Start of Block
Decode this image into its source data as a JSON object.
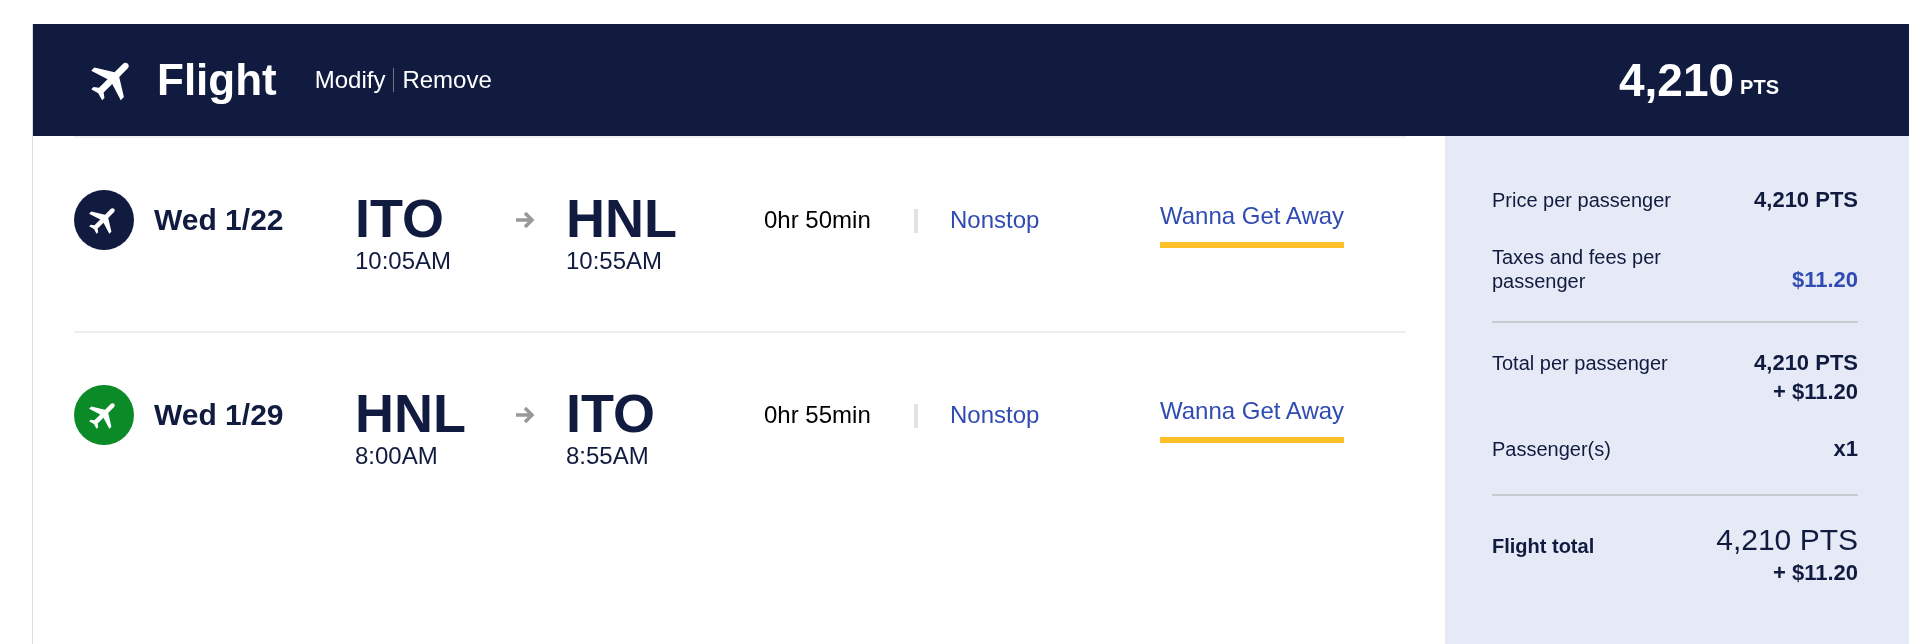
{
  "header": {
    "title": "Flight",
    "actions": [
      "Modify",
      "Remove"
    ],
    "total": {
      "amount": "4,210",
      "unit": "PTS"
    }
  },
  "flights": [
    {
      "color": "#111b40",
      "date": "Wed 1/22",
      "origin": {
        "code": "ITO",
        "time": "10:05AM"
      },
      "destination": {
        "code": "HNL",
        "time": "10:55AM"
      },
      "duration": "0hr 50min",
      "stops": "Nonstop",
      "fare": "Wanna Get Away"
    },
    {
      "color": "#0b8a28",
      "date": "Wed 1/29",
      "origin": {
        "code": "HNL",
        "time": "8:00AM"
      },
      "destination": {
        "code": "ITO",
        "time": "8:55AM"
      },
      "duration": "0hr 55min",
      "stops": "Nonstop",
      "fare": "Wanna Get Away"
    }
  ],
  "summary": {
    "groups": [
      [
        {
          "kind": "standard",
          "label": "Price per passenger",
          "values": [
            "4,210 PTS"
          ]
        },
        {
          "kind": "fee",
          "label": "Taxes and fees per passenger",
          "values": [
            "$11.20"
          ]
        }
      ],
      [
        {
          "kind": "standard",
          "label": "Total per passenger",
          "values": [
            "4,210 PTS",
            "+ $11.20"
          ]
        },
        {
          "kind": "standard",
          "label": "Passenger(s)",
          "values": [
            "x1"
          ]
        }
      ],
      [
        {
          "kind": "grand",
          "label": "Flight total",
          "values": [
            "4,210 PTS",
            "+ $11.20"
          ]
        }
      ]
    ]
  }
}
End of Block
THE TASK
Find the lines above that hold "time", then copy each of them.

FINAL ANSWER
        "time": "10:05AM"
        "time": "10:55AM"
        "time": "8:00AM"
        "time": "8:55AM"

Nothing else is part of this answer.